3. Trim unnecessary expenses
If you want to attain a strong grasp of your cash flow, then it behooves you to make a thorough and detailed assessment of the items that can be cut from your balance sheet and what can stay in. Scrutinize your expenses. Figure out what is essential and what can be excised.
“You don't have to buy the employees lunch, take a client golfing, or spend money on a birthday cake,” Burger explains. “Those types of things can wait. It's more important that your employees get paid and you have money to buy product.”
4. Request prompt payment of services
This might sound like a no-brainer solution to cash flow problems, but it bears repeating when dealing with vendors and/or clients.
Andrew Schrage, co-owner of Money Crashers, a personal finance website, agrees, but notes that debtors might need to gain an incentive to ensure prompt payment. “To motivate debtors to pay quickly, offer a small discount for prompt payment,” he says. “So even though you may take a bit of a hit on profits, it's ultimately worthwhile.”
5. Tighten up employee hours during slow times
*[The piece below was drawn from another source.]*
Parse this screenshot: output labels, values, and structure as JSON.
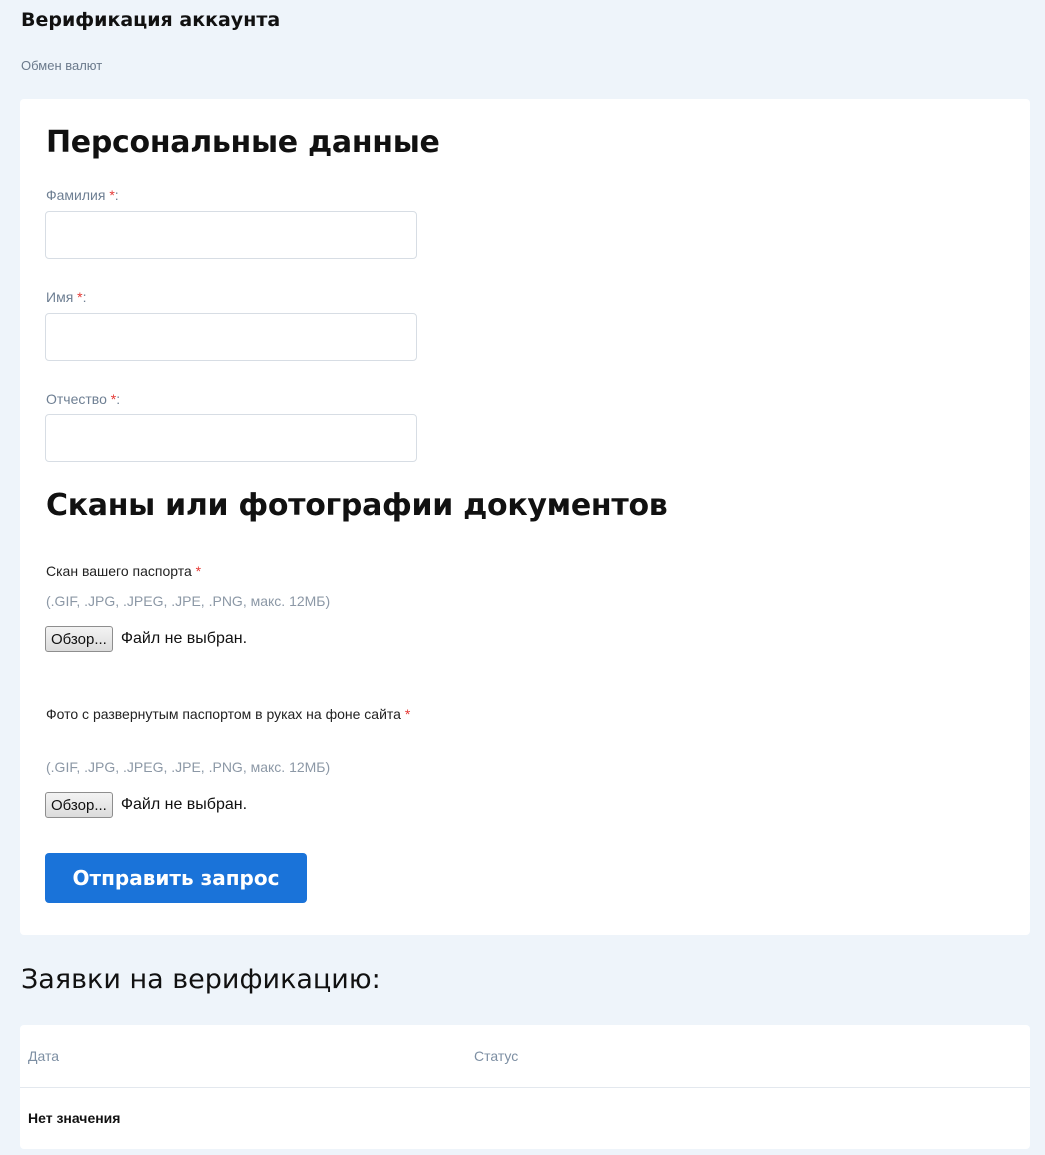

To better optimize your cash flow, you might consider reducing hours for employees during the slow periods. This tip has worked wonders for Burger’s Playfully Ever After staff. When his business was experiencing the doldrums, Burger had his hourly staff start work one hour later. And on days that were especially slow, staffers were told to go home earlier than expected.
“This saved an extra $600 a month in payroll,” he explains. “Every bit helps.”
Along the same lines, if your cash flow problems are growing increasingly dire, short of terminating your staff, you might also want to change employees’ salary status to an hourly basis. “Most employees hate this and it can be a tough sell,” admits Burger. “But it allows you to save money on slow times when employees may not be working as much. If your business is in jeopardy, this is an option you should think about.”
Other ways to solve your cash flow problems courtesy of Burger are as follows:
- Offer one free vacation day instead of pay raises. “To improve cash flow for the next year, give everyone in the company an extra day off each month in lieu of pay raises,” he says. “I had an employer do this once, and at first people were upset, but then we learned to love having the first Friday off of every month.”
- Establish a line of credit. “Talk with your banker,” advises Burger. “Most banks are more than willing to help you establish a line of credit for your business. You don't have to use it all the time, but this can help when cash gets tight.”
To maintain the longevity of your business operations, it’s imperative to manage your cash flow as wisely as possible. In this area, there’s no room for carelessness or irresponsibility, especially if you want your business to survive the long haul.
Disclaimer: Since the details of your situation are unique, you should always seek the services of a qualified CPA or other qualified financial professional.